Although innovative in the use of diesel fuel, the expensive, handcrafted Sheppard tractors were surpassed by the more economical, mass-produced offerings from other companies. Sheppard stopped making tractors in 1956, which makes them scarce today. The company produced 14 SD-1 tractors, 257 SD-2 tractors, 1,441 SD-3 tractors, and 231 SD-4 tractors, for a total production of just 1,943 units. R.H. Sheppard was purchased by Wabco Holdings Inc. in 2017 and continues to manufacture steering systems today.
Understanding the rarity of Sheppard tractors, one can imagine Dave Gerlach’s surprise in December 2006 when he read an ad for one in a Wisconsin paper.
“It was just by chance that I saw the ad,” he said. “It was 80 miles away, and I got my trailer and headed to upper Door County. It was sitting in a cow pasture and was in pieces—lots of pieces. What wasn’t rusted was broken, but it was a Sheppard.
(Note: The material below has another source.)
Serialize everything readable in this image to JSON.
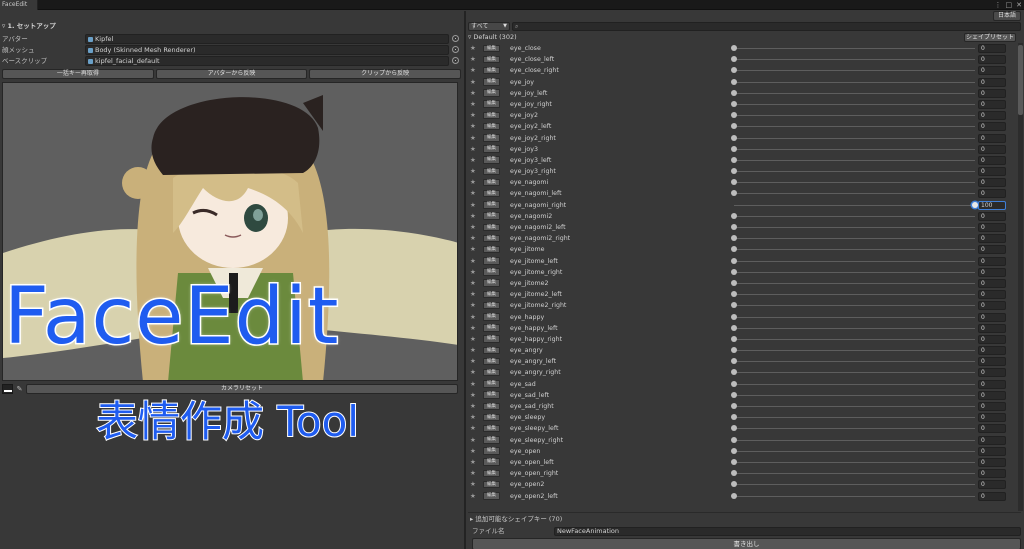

I dug up everything I could find and hauled it home in a snowstorm.”
To read more about the story of our cover photo, pick up a copy of the January/February 2018 of Antique Power magazine!
Other articles in this issue include:
- Cross-country Titan - Nate Bolduc trekked nearly coast-to-coast to pick up a 1918 Titan 10-20. (by Rick Mannen, photos by Nate Bolduc)
- A New Kind of Beast - The Reynolds-Alberta Museum’s 1922 Bates Steel Mule Model F helped farmers retire their animal power. (by Candace Brown)
- The Queen of the Flambeau Fleet - The Jacobs family’s 1953 Case Model 500 was a diamond in the rough that proved to have a regal lineage. (by Chad Elmore)
- The Quest for Prairie Gold - Restoring his Minneapolis-Moline Model ZTN brought Jerry Grant back to his roots. (by Jerry Grant)
- Canada Connection: The Essex Tractor Co. (by Rick Mannen)
- Gallery: 1947 Case SC (by William and Stephanie Pieper)
- Letter from the Editor: Horses, Fords, and Fergusons (by Rick Mannen)
- Letters to the Editor
- Of Grease & Chaff: Powder Puff 9N (by Ted Kalvitis)
- Photos from the Attic: IH Mogul (by Don Harner)
- Tech Tips: Pipe Dreams (by Ted Kalvitis, photos by Emily Erekaife)
- Tractor Show: Readers show off their favorites